This new trailer is more an “ad from the world of Prometheus” than a typical trailer with snippets from the movie to entice us to see it.  Like Total Recall with all its advertisements for transplanted memories from the company called Rekall, this advertises something different, something at the core of a lot of science fiction–the ethics of science–just because we can do it, doesn’t mean we should do it.

The ad seems like it may be good for people who like the chilling parts of Philip K. Dick’s science fiction, people who liked the brilliant science fiction film Gattaca, but who also hope that world never arrives.  The character is familiar–we’ve seen androids and similar cybernetic organisms before and have discussed several here at borg.com.  This guy looks like Lieutenant Commander Data from Star Trek: The Next Generation, but the eerie quiet and childlike movements also conjure something dark like something you’d get from Stephen King–or maybe like Data just before he malfunctions and takes out the crew of the USS Enterprise.

When and how is this seemingly sentient thing going to break?

Science fiction is often at its best when it shows us tomorrow… failing.  Like the Millenium Falcon with a broken hyperdrive.

This trailer feels like 2001: A Space Odyssey, maybe just because of the choice of the name “Dave”.  Now I am pretty much not a fan of most of Stanley Kubrick’s work.  Despite some neat outer space scenes in 2001, the single scene with HAL and Dave, and some neat set decoration, I’ve never been able to get through the entire film in one sitting.  I just find it stunningly boring every few years when I try it again to see if I will like it this time.  But if Prometheus is like this ad, with this kind of quiet future scary science… this trailer might have elevated Prometheus for me from a future rental to an actual theater ticket.  And that’s saying something because its traditional trailers haven’t convinced me this is something I’ll care about.  But then again, their print ads state this David 8 robot is powered by… wait for it… Verizon.  Umm… right.  And all the restaurants of the future will be Taco Bell.

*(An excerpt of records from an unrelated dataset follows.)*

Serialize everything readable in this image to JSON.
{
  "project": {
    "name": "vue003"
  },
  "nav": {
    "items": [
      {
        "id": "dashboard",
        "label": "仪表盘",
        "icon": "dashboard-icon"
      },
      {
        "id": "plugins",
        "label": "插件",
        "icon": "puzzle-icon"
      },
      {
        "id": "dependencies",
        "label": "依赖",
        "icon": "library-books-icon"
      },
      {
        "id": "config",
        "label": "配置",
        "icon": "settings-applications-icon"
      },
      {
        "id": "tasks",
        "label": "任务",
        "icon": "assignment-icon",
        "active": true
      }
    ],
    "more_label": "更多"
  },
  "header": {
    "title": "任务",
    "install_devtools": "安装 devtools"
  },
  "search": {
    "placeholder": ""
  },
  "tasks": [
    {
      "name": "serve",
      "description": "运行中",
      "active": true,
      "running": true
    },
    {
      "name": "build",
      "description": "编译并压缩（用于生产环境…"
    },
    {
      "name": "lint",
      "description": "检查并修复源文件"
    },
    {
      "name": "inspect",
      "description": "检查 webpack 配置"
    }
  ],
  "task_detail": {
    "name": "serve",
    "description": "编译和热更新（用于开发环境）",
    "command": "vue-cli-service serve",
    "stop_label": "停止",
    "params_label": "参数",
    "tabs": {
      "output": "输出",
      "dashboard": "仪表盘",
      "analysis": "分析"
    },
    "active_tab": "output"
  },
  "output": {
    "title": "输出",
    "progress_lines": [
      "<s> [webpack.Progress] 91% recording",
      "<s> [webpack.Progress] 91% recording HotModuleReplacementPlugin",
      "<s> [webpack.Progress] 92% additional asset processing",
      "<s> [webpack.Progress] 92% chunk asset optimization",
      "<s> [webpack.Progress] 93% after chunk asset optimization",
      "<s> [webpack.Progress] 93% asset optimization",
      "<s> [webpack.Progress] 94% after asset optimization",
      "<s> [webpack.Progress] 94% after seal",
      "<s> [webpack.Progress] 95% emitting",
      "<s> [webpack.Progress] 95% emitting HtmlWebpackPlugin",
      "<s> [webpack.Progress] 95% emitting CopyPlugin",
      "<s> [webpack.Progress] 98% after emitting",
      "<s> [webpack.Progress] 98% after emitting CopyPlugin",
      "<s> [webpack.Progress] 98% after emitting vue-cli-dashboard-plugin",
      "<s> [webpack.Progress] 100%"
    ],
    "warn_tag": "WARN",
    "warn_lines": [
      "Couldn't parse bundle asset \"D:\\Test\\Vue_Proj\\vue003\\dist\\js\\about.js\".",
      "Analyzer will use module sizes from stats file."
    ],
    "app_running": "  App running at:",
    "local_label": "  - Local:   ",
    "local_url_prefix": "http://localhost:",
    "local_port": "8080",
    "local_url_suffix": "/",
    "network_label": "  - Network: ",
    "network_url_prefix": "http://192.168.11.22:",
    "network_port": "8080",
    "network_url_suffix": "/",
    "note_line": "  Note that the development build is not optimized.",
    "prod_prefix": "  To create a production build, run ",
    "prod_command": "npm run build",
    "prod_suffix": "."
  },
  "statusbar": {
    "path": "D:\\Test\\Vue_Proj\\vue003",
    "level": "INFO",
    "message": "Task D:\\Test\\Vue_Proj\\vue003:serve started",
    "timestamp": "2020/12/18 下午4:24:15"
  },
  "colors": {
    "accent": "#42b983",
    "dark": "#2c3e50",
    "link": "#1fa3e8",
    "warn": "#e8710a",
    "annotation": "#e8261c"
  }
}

We probably shouldn’t be surprised that Sir Ridley Scott, creator of the films Blade Runner, Alien, and the recent Prophets of Science Fiction series, has some visionary tricks up his sleeves.  But the release of this very, very different movie promotion struck me as surprising, in a good way.  And if they do the movie right, “Happy Birthday, David” may be the next sci-fi catch phrase.

C.J. Bunce

Editor

borg.com

%d bloggers like this: